Saved entries:
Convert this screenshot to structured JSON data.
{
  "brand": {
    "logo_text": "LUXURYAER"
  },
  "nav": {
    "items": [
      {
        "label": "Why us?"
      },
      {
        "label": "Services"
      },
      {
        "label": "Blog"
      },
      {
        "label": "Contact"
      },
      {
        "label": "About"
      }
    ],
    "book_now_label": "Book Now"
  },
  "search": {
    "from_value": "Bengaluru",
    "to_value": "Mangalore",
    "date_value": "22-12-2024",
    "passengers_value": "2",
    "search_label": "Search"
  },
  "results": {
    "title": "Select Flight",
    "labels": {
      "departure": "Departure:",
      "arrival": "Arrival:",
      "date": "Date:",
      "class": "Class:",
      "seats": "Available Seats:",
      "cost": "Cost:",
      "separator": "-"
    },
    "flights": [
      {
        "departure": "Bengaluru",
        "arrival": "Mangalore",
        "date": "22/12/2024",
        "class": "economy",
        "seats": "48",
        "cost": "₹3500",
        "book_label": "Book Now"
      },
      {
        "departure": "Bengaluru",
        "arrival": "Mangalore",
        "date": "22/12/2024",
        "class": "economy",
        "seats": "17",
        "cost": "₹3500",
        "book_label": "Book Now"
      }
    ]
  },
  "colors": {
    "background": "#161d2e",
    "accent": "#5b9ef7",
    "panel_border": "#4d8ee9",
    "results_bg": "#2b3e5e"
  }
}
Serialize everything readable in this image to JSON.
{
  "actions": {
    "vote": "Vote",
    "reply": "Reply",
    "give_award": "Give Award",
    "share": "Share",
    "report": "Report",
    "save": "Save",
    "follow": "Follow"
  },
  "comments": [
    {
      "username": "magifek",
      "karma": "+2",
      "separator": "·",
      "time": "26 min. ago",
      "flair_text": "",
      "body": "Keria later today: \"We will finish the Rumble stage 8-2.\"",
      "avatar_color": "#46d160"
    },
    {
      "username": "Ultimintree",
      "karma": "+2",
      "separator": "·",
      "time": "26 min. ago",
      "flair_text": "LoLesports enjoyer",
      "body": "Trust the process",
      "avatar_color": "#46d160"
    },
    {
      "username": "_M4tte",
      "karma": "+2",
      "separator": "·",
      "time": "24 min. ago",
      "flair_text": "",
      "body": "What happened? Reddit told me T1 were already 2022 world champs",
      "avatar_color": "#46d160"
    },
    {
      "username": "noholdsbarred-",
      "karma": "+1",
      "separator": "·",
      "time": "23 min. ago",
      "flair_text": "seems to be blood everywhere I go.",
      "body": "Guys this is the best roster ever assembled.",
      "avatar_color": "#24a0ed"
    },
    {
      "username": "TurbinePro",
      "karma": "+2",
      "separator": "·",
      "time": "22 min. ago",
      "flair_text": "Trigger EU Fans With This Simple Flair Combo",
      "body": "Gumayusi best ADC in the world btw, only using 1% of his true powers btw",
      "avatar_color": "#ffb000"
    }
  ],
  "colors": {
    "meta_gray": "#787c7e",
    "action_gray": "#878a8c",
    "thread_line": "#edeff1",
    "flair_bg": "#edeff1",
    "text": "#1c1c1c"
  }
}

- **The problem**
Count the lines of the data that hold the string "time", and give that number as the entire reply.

- **Answer section**
5